Fleur MacDonald backs up from her wonderful show at the Drawing Room with two brightly coloured depictions of her favourite objects and icons. They are very direct and robust images that portray an animated fascination with popular culture and the recently retired mascot of sixtoeight Pengee. There are witty light pop elements that convey a layer of cultural identity that triggers a deeper subliminal connection to a time and place.
Catherine Rogers contributes pieces that are not painted. They are digital images of……paintings. She has compiled images of art taken in various museums and galleries over time. These have been selected for their similarity in composition and subject matter.
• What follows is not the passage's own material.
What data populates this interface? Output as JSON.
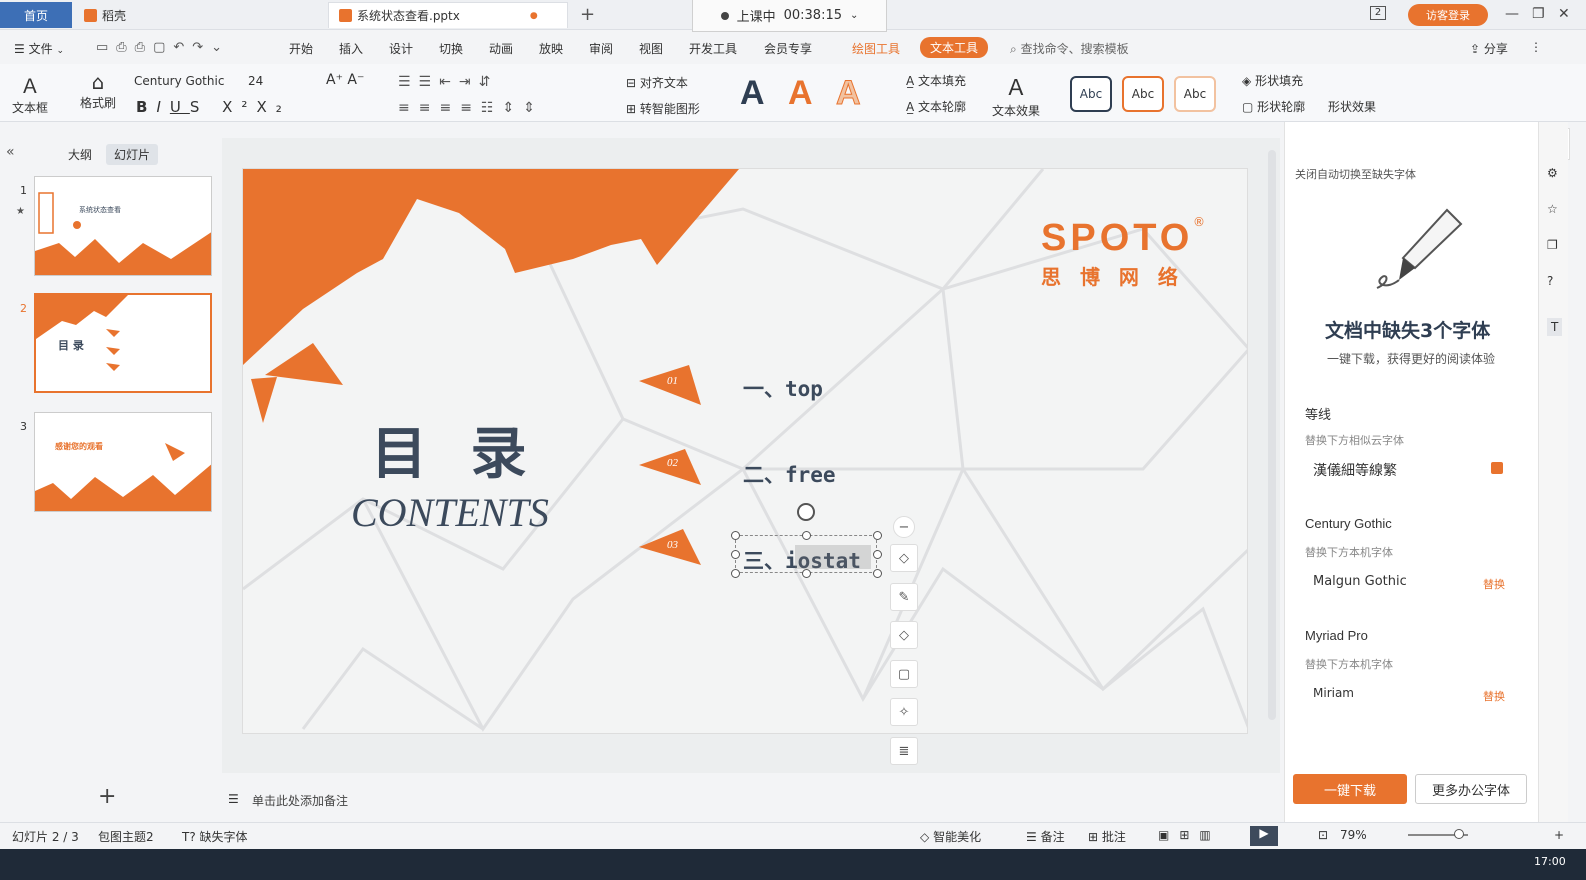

The works are by famous painters though this is not the point as much as how they interact together as a series of images. Their common thread is aesthetic rather than historical.
Finally a suite of joyful painterly observations by Kaye Shumack round off an eclectic body of works that present a freshness of vision consistent with this relatively new gallery’s shows to date.
5th December - 20th December 2014
Sunday, November 30, 2014
Watching the ascension of The Strutt Sisters is a part time habit for most of us Novocastrian art types. It can’t be denied their quirky and brilliant art work entices a grin and has us swanning about in nostalgic reveries. And it’s a treat at the moment to see so many of their works on exhibit at Newcastle Art Space. Garish colour collides with strident pattern and combined with the quaint images it all adds up to idealise femininity. These kitsch works emphasise the beauty of the girl and perhaps along the way remind us that once connectivity was as easy as poking your head over the neighbours fence to borrow a cup of sugar.
But there’s lurking within the confines of each of these fanciful installations a sad discontent where lives were woven with gossip, drudgery and prejudice. To delve into the narrative of each work of art makes the viewing of The Strutt Sisters work so much more rewarding.
Occupying the second gallery at NAS is painter Toni Amidy. It’s an impressive collection of abstracted works each thoughtfully composed. Appealing use of paint, whether it is acrylic or oil, is a big draw card. There are many standouts in this exhibition but for me I kept returning to those works that were rich in texture and painterly prowess. A snapshot of a queue in Posturing 3 is painted so vigorously and with such movement I had trouble removing myself from the gallery. Observing how artists treat the touching of positive and negative space is intriguing and Amidy consistently uses confidence to create rich juxtapositions. It’s a notable exhibition, one that will have me searching for more of Amidy’s work in future.
“Let the Chips Fall Where They May” by The Strutt Sisters and “Surface Tension” by Toni Amidy both conclude on Sunday.
13th November – 30th November 2014